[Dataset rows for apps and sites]
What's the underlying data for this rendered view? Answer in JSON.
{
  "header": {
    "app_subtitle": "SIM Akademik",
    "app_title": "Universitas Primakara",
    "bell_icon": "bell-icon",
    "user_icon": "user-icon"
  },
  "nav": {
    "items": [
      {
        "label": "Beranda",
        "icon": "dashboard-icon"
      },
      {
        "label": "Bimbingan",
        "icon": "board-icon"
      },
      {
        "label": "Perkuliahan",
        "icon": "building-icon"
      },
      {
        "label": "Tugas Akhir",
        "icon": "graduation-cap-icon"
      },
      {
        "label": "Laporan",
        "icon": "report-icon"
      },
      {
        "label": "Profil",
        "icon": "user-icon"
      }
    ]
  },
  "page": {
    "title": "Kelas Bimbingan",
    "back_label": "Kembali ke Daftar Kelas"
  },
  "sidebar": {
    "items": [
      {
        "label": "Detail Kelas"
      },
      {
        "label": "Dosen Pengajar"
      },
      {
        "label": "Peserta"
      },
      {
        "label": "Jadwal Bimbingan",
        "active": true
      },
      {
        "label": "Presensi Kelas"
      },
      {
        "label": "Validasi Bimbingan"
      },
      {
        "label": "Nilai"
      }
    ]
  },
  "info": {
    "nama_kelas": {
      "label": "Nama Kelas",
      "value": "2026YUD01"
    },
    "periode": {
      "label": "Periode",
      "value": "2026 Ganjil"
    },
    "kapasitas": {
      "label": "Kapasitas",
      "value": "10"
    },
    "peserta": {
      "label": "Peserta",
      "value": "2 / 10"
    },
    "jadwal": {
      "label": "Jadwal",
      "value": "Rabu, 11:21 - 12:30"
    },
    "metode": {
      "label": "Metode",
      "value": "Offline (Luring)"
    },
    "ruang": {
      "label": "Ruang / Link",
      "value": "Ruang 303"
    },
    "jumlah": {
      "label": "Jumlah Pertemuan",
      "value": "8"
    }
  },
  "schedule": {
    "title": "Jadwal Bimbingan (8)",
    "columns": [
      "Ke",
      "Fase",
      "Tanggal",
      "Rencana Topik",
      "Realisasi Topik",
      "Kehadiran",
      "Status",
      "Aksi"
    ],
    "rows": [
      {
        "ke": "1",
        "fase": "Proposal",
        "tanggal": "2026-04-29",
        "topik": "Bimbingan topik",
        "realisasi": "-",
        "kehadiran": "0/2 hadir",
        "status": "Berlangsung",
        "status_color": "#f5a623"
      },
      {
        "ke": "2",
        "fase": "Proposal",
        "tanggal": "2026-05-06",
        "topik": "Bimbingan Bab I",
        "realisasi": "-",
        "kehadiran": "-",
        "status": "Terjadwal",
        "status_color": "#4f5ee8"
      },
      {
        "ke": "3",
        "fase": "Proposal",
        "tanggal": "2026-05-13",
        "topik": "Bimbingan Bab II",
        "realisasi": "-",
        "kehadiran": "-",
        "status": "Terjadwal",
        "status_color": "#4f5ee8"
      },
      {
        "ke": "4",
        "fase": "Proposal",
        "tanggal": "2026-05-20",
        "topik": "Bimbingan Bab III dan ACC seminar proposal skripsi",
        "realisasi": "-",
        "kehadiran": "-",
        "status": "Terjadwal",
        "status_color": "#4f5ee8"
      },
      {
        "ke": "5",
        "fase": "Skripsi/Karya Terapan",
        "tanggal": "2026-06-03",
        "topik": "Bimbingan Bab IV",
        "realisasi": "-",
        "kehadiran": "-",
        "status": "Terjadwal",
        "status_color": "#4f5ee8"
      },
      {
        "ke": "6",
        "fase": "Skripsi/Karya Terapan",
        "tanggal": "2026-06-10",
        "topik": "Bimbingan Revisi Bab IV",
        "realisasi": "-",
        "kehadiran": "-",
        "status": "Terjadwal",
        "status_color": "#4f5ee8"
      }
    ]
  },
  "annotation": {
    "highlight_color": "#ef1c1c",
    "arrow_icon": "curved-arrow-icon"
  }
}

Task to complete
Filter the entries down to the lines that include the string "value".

Answer space
      "value": "2026YUD01"
      "value": "2026 Ganjil"
      "value": "10"
      "value": "2 / 10"
      "value": "Rabu, 11:21 - 12:30"
      "value": "Offline (Luring)"
      "value": "Ruang 303"
      "value": "8"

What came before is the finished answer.